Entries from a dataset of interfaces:
-*-

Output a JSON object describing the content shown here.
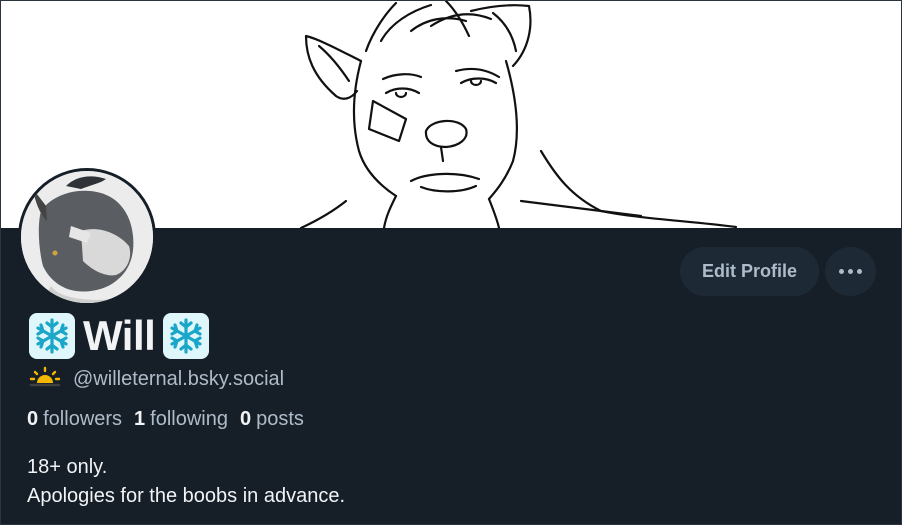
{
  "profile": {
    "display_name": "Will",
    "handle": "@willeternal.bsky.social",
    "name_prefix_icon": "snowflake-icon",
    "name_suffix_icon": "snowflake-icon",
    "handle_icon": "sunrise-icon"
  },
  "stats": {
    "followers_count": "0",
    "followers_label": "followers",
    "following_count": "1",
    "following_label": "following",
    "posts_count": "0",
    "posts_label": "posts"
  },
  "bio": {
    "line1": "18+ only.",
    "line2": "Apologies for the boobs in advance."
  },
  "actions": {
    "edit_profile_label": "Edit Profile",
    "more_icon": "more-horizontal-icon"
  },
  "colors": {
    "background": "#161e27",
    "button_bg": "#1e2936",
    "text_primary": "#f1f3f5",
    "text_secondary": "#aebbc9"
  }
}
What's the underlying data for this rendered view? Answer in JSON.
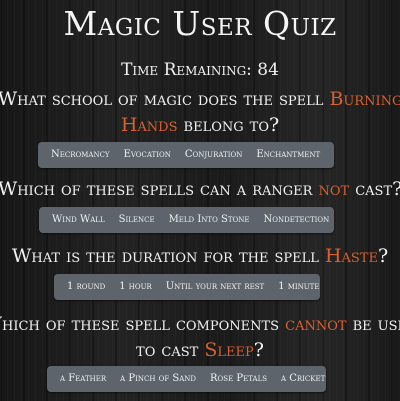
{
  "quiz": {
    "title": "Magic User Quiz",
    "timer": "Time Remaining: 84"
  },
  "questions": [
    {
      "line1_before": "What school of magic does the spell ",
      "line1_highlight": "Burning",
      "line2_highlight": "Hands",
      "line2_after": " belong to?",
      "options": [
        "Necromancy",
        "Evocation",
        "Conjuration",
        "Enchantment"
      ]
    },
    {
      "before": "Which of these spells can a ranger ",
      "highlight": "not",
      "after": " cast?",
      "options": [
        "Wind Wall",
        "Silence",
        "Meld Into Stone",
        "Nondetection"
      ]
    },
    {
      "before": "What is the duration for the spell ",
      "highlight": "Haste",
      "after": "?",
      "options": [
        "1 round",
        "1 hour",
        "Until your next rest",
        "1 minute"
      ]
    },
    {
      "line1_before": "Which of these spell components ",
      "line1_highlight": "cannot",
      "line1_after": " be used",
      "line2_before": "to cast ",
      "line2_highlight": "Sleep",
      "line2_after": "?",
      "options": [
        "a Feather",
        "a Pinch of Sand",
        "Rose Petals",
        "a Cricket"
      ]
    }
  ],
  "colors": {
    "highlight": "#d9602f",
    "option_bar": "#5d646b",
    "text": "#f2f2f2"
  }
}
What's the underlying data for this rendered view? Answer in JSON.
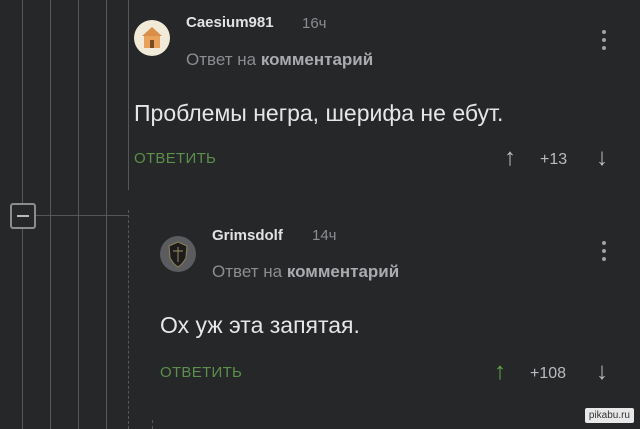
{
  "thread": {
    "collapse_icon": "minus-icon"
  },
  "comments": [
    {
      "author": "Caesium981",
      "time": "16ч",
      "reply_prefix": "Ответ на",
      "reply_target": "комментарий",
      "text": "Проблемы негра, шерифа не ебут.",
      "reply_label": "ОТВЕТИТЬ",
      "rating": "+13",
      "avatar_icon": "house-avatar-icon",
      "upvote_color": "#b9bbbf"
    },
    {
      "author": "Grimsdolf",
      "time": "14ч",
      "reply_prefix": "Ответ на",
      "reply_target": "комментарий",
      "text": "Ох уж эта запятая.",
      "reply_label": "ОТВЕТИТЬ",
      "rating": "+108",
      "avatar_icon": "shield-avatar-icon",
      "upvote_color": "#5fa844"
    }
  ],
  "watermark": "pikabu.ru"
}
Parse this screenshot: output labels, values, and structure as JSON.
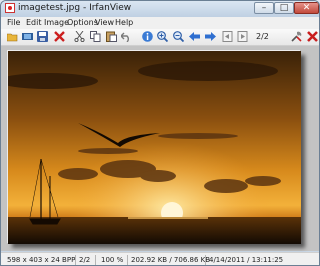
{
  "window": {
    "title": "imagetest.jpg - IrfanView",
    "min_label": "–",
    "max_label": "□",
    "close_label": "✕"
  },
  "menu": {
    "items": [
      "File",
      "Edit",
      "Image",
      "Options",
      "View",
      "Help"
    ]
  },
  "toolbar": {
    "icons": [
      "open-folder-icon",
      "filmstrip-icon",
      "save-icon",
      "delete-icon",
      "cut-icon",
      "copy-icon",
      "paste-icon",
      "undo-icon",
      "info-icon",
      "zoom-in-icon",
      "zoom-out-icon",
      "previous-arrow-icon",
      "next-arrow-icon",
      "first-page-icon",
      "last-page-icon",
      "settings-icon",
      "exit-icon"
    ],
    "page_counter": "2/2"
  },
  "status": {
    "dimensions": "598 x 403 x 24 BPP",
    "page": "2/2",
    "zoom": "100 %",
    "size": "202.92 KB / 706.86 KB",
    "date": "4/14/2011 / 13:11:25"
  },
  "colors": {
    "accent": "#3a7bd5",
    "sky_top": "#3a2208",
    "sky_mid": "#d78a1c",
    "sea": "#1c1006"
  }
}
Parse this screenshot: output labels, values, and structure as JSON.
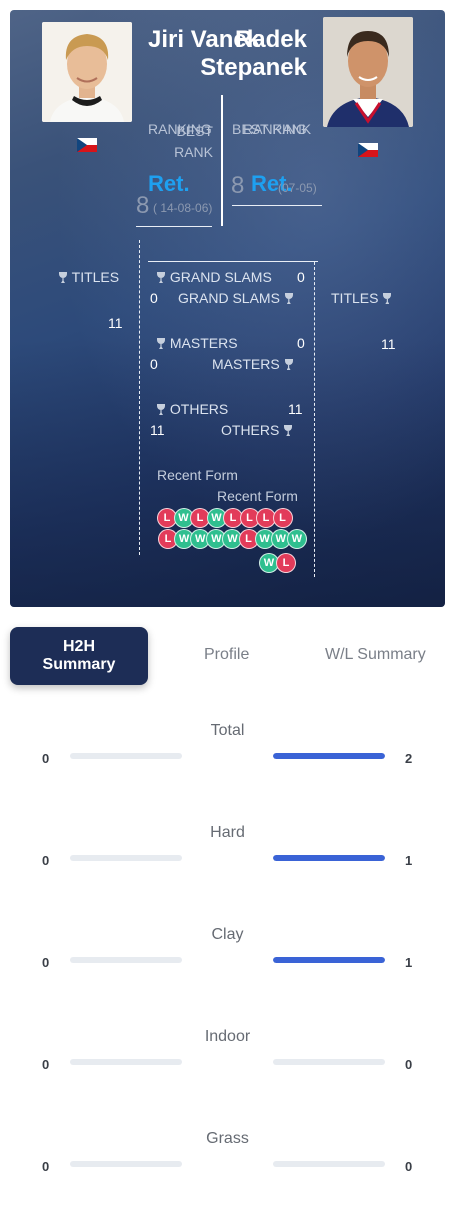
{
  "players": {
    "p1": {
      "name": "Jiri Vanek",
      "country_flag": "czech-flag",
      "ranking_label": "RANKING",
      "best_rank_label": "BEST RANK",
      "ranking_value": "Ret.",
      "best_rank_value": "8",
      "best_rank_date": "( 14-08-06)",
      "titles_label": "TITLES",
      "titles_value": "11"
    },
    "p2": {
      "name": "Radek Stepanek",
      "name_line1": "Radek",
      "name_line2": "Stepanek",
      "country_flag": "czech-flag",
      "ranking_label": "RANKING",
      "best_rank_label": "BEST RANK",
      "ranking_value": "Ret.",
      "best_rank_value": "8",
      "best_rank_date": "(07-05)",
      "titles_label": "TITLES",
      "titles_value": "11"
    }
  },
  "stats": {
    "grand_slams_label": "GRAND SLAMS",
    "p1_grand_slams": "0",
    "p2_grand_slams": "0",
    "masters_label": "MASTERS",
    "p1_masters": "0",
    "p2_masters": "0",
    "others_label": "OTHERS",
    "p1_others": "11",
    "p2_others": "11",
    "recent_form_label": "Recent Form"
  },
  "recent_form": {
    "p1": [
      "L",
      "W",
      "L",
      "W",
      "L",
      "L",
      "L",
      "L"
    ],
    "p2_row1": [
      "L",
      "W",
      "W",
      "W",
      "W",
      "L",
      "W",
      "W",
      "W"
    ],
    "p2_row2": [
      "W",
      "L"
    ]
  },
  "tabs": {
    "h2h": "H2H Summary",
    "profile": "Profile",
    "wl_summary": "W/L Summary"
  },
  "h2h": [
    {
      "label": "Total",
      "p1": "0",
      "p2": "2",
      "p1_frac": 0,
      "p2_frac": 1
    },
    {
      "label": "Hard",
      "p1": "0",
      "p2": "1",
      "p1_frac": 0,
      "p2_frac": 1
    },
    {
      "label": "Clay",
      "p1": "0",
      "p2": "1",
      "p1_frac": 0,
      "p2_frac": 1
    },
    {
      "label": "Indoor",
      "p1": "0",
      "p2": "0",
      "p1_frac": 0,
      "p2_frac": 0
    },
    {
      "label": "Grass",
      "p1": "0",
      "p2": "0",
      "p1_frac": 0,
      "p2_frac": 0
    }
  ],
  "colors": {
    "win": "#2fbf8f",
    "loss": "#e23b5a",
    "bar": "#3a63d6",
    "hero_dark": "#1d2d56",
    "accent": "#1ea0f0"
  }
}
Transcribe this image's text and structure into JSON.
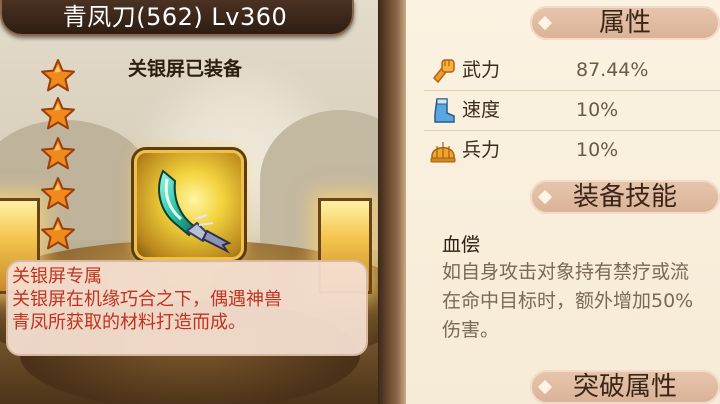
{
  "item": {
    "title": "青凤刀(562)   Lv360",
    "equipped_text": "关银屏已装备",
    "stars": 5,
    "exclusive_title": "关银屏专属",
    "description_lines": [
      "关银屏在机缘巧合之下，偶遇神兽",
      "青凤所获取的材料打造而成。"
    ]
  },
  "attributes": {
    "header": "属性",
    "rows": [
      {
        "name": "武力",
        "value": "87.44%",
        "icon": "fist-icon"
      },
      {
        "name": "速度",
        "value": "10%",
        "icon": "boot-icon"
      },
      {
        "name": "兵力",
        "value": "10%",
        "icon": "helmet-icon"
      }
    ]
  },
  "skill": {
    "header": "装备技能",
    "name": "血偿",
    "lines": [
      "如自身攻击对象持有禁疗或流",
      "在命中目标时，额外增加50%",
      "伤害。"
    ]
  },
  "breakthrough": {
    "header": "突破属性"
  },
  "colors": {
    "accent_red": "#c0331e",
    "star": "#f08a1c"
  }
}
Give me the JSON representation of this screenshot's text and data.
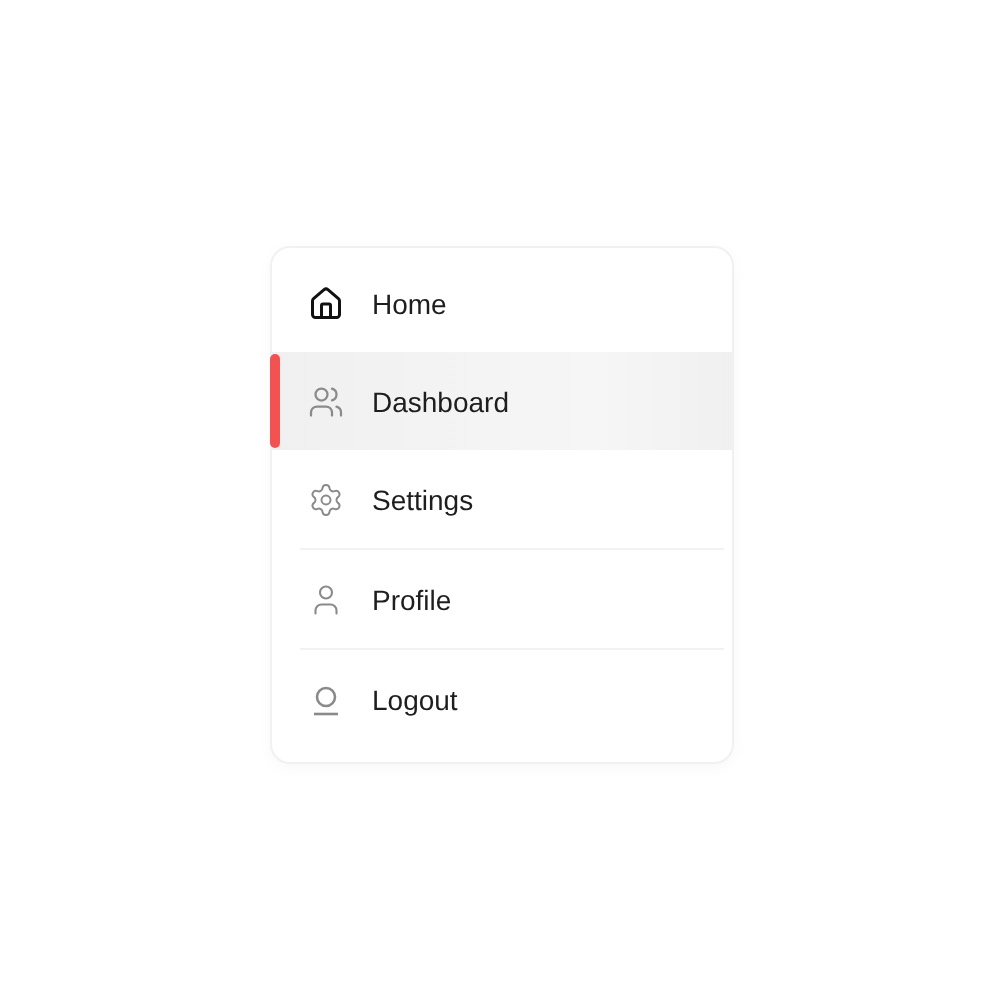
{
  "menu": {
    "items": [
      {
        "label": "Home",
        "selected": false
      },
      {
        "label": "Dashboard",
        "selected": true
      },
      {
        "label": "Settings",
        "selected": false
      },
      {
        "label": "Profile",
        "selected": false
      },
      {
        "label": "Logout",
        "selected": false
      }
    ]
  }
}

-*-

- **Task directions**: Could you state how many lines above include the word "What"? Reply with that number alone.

- **Answer to this exercise**: 4